The Canadian Armed Forces can provide rewarding educational and professional opportunities for students and recent grads alike, but – like any choice related to your career – joining the military is a big decision.
There’s a lot to consider. What will you do? Where will you be posted? What is it like? Most importantly, perhaps, are the following questions: Will you fit in and will you enjoy it?
Canadian Armed Forces officers often say that they like the same things about their jobs: they enjoy leading people, staying active and fit, helping Canadians and people around the world, travel, the Forces’ unique training and education opportunities, and being paid quite competitively. Above all, they’re passionate about serving and protecting Canada.
If you’re still not sure about a career as an officer in the Canadian Armed Forces, complete the checklist below to see whether it could be a good option for you.
You enjoy analyzing, planning, making decisions and providing advice
Canadian Armed Forces officers are strategists, managers and problem solvers. Your university education in combination with the Officer Training that the Forces provide means that you’ll have the technical, critical thinking and leadership skills required to head up a team of anywhere from a handful to more than 100 troops.
As an Electrical Mechanical Engineering Officer in Valcartier, Que., Angie Little is in charge of about 50 technicians who perform repairs and maintenance on Army equipment, vehicles, weapons systems, materials and electronics or electronic systems. “Being an EME Officer is like running a multi-tasking engineering firm with at least 30, and sometimes more than 200, employees,” she says. “They don’t expect you to be able to repair a vehicle. What they want is for you to have a strong character. They want you to make decisions and stick with them.”
You’re passionate about helping people
The Canadian Armed Forces often participate in missions related to disaster relief, sovereignty and law enforcement here in Canada, and peacekeeping and humanitarian relief abroad.
As an Infantry Officer based in Shilo, Manitoba, Tyler Riches and his company of soldiers helped fight the floods in Portage La Prairie in 2011.
“We’d work from six in the morning until six at night just slinging sandbags,” he says. “We looked at it as an opportunity to help out around the community here. It was a lot of hard work, but at the end of the day, it made us feel like we’d accomplished something in our own backyard.”
Staying physically fit is important to you
Life in the Canadian Armed Forces is all about being healthy and fit. It starts in Basic Training, where you’ll participate in field exercises, marches, running obstacle courses, swimming and other physical training activities. Throughout your career in the Navy, Army or Air Force, you will be required to perform physically challenging duties.

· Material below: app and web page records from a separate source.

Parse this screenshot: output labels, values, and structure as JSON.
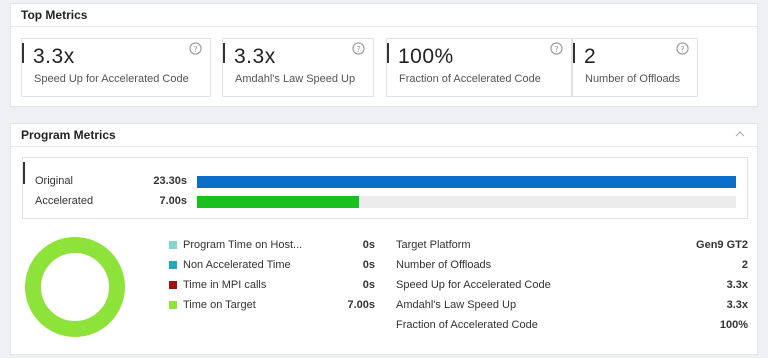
{
  "top_metrics": {
    "title": "Top Metrics",
    "cards": [
      {
        "value": "3.3x",
        "label": "Speed Up for Accelerated Code"
      },
      {
        "value": "3.3x",
        "label": "Amdahl's Law Speed Up"
      },
      {
        "value": "100%",
        "label": "Fraction of Accelerated Code"
      },
      {
        "value": "2",
        "label": "Number of Offloads"
      }
    ]
  },
  "program_metrics": {
    "title": "Program Metrics",
    "bars": [
      {
        "label": "Original",
        "value": "23.30s",
        "seconds": 23.3,
        "color": "#0a6ec8"
      },
      {
        "label": "Accelerated",
        "value": "7.00s",
        "seconds": 7.0,
        "color": "#19c01e"
      }
    ],
    "legend": [
      {
        "label": "Program Time on Host...",
        "value": "0s",
        "color": "#7fd6cc"
      },
      {
        "label": "Non Accelerated Time",
        "value": "0s",
        "color": "#26a7b4"
      },
      {
        "label": "Time in MPI calls",
        "value": "0s",
        "color": "#a30e0e"
      },
      {
        "label": "Time on Target",
        "value": "7.00s",
        "color": "#8ee33a"
      }
    ],
    "info": [
      {
        "label": "Target Platform",
        "value": "Gen9 GT2"
      },
      {
        "label": "Number of Offloads",
        "value": "2"
      },
      {
        "label": "Speed Up for Accelerated Code",
        "value": "3.3x"
      },
      {
        "label": "Amdahl's Law Speed Up",
        "value": "3.3x"
      },
      {
        "label": "Fraction of Accelerated Code",
        "value": "100%"
      }
    ],
    "donut_color": "#8ee33a"
  }
}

That’s why the Forces provide trained professional staff, first-class facilities, and a wide range of exercise, sport and recreation programs.
“Where else would you go where it’s kind of required that you go spend time at the gym during your working hours?” asks Lyn Kingsley, a Social Work Officer in the Navy who is currently posted to Canadian Armed Forces Base Esquimalt in British Columbia.
Whether you’re on base in Canada or deployed on a mission abroad, you’ll be able to get in regular workouts and also participate in intramural and competitive sports at the local, regional, national and even international level. See what life in the Canadian Armed Forces is like.
You want to earn an above-average salary
Maybe you want to buy a house, raise a family or take vacations (by the way, Canadian Armed Forces members start with 20 paid vacation days per year). In any case, you’ll need to make a decent living to support all of those expenses.
Luckily, the Forces pay their members extremely well: officers’ salaries start at a minimum of about $3500 per month and increase as you rise through the ranks. Check out the Canadian Armed Forces’ pay scales.
“I’ve been in for several years now and, I have to admit, I really enjoy the perks that I have,” Lyn adds. “I get paid quite well.”
You’re a lifelong learner
When you start your career with the Canadian Armed Forces, your education doesn’t stop with your university degree.
The education and training opportunities offered by the Army, Navy and Air Force are unparalleled. They offer months of military and vocation-specific training even before you’re posted in your first full-time job.
From there, depending on your occupation, you may have the opportunity to pursue a graduate degree, fully paid for by the Canadian Armed Forces, and continue to upgrade your skills in order to be promoted. Learn more about paid education with the Canadian Armed Forces.
You want to see the world
As a Canadian Armed Forces member, you will visit more destinations within the first few years of your career than most people will see in a lifetime.
Depending on which occupation you enter, Basic Training and Officer Training could have you crisscrossing the country, and then you may be posted to a brand new location when you finish your training. Plus, Forces members are regularly deployed all over the world for a variety of missions.
“You’ll have an unprecedented opportunity to be a part of that global community, and to build relationships with colleagues from all over the world,” says Marie-Sonya Sowa, a Naval Combat Systems Engineering Officer in the Canadian Navy.
“I’ve personally had the opportunity to travel to many locations from Hawaii to San Diego, San Francisco, Mexico and Alaska. I’ve travelled a lot on the West Coast which is where I was posted.”